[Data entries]
------

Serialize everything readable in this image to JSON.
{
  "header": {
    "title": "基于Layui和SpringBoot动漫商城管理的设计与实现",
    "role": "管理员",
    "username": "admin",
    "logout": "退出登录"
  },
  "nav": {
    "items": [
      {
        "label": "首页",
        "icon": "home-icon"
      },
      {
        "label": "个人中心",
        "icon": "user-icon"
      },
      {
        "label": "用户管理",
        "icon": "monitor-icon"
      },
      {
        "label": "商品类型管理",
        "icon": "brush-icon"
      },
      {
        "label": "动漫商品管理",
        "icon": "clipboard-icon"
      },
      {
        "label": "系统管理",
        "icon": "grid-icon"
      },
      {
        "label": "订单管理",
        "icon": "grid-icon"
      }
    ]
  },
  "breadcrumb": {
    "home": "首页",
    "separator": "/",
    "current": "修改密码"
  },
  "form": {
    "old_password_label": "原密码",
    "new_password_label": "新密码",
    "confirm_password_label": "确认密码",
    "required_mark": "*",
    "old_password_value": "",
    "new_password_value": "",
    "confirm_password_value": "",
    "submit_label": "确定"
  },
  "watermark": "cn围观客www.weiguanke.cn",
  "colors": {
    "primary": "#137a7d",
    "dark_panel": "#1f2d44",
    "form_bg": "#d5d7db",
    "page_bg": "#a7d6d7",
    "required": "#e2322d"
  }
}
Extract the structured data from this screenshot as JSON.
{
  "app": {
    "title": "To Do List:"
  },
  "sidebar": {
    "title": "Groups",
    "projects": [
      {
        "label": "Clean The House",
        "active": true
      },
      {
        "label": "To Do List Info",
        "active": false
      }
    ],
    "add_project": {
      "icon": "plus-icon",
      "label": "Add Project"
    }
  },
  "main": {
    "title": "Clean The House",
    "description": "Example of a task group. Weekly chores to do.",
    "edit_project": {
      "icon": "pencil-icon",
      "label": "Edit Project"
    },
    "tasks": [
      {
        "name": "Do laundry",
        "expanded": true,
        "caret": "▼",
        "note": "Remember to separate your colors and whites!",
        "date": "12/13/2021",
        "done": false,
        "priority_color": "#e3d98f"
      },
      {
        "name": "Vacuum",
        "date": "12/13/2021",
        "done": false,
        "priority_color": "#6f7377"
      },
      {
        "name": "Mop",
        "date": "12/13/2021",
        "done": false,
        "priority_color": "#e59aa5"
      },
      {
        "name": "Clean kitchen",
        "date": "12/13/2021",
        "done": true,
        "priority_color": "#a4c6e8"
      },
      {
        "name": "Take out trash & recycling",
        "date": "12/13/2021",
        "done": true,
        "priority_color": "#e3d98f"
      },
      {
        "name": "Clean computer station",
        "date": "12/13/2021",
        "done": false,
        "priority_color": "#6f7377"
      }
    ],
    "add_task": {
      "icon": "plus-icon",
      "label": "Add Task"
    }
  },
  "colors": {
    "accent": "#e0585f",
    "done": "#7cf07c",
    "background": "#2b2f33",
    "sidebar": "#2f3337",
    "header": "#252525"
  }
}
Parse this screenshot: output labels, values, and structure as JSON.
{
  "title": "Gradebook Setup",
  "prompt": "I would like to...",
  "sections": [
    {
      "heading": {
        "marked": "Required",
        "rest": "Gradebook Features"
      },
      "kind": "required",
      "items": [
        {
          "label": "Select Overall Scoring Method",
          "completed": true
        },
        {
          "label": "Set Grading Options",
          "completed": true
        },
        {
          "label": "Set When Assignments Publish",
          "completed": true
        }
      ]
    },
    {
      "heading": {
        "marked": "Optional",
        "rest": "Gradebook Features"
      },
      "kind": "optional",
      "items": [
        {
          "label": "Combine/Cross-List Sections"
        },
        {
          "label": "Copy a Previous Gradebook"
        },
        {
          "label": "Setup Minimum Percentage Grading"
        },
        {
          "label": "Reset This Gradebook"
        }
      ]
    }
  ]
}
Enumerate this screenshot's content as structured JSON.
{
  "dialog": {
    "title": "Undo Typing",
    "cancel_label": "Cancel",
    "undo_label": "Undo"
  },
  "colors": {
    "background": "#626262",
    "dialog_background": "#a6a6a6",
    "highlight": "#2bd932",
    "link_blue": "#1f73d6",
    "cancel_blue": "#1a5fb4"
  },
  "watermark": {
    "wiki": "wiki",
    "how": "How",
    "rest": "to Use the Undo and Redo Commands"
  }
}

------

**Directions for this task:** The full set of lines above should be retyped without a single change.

**Your response:**
Serialize everything readable in this image to JSON.
{
  "header": {
    "title": "基于Layui和SpringBoot动漫商城管理的设计与实现",
    "role": "管理员",
    "username": "admin",
    "logout": "退出登录"
  },
  "nav": {
    "items": [
      {
        "label": "首页",
        "icon": "home-icon"
      },
      {
        "label": "个人中心",
        "icon": "user-icon"
      },
      {
        "label": "用户管理",
        "icon": "monitor-icon"
      },
      {
        "label": "商品类型管理",
        "icon": "brush-icon"
      },
      {
        "label": "动漫商品管理",
        "icon": "clipboard-icon"
      },
      {
        "label": "系统管理",
        "icon": "grid-icon"
      },
      {
        "label": "订单管理",
        "icon": "grid-icon"
      }
    ]
  },
  "breadcrumb": {
    "home": "首页",
    "separator": "/",
    "current": "修改密码"
  },
  "form": {
    "old_password_label": "原密码",
    "new_password_label": "新密码",
    "confirm_password_label": "确认密码",
    "required_mark": "*",
    "old_password_value": "",
    "new_password_value": "",
    "confirm_password_value": "",
    "submit_label": "确定"
  },
  "watermark": "cn围观客www.weiguanke.cn",
  "colors": {
    "primary": "#137a7d",
    "dark_panel": "#1f2d44",
    "form_bg": "#d5d7db",
    "page_bg": "#a7d6d7",
    "required": "#e2322d"
  }
}
Extract the structured data from this screenshot as JSON.
{
  "app": {
    "title": "To Do List:"
  },
  "sidebar": {
    "title": "Groups",
    "projects": [
      {
        "label": "Clean The House",
        "active": true
      },
      {
        "label": "To Do List Info",
        "active": false
      }
    ],
    "add_project": {
      "icon": "plus-icon",
      "label": "Add Project"
    }
  },
  "main": {
    "title": "Clean The House",
    "description": "Example of a task group. Weekly chores to do.",
    "edit_project": {
      "icon": "pencil-icon",
      "label": "Edit Project"
    },
    "tasks": [
      {
        "name": "Do laundry",
        "expanded": true,
        "caret": "▼",
        "note": "Remember to separate your colors and whites!",
        "date": "12/13/2021",
        "done": false,
        "priority_color": "#e3d98f"
      },
      {
        "name": "Vacuum",
        "date": "12/13/2021",
        "done": false,
        "priority_color": "#6f7377"
      },
      {
        "name": "Mop",
        "date": "12/13/2021",
        "done": false,
        "priority_color": "#e59aa5"
      },
      {
        "name": "Clean kitchen",
        "date": "12/13/2021",
        "done": true,
        "priority_color": "#a4c6e8"
      },
      {
        "name": "Take out trash & recycling",
        "date": "12/13/2021",
        "done": true,
        "priority_color": "#e3d98f"
      },
      {
        "name": "Clean computer station",
        "date": "12/13/2021",
        "done": false,
        "priority_color": "#6f7377"
      }
    ],
    "add_task": {
      "icon": "plus-icon",
      "label": "Add Task"
    }
  },
  "colors": {
    "accent": "#e0585f",
    "done": "#7cf07c",
    "background": "#2b2f33",
    "sidebar": "#2f3337",
    "header": "#252525"
  }
}
Parse this screenshot: output labels, values, and structure as JSON.
{
  "title": "Gradebook Setup",
  "prompt": "I would like to...",
  "sections": [
    {
      "heading": {
        "marked": "Required",
        "rest": "Gradebook Features"
      },
      "kind": "required",
      "items": [
        {
          "label": "Select Overall Scoring Method",
          "completed": true
        },
        {
          "label": "Set Grading Options",
          "completed": true
        },
        {
          "label": "Set When Assignments Publish",
          "completed": true
        }
      ]
    },
    {
      "heading": {
        "marked": "Optional",
        "rest": "Gradebook Features"
      },
      "kind": "optional",
      "items": [
        {
          "label": "Combine/Cross-List Sections"
        },
        {
          "label": "Copy a Previous Gradebook"
        },
        {
          "label": "Setup Minimum Percentage Grading"
        },
        {
          "label": "Reset This Gradebook"
        }
      ]
    }
  ]
}
Enumerate this screenshot's content as structured JSON.
{
  "dialog": {
    "title": "Undo Typing",
    "cancel_label": "Cancel",
    "undo_label": "Undo"
  },
  "colors": {
    "background": "#626262",
    "dialog_background": "#a6a6a6",
    "highlight": "#2bd932",
    "link_blue": "#1f73d6",
    "cancel_blue": "#1a5fb4"
  },
  "watermark": {
    "wiki": "wiki",
    "how": "How",
    "rest": "to Use the Undo and Redo Commands"
  }
}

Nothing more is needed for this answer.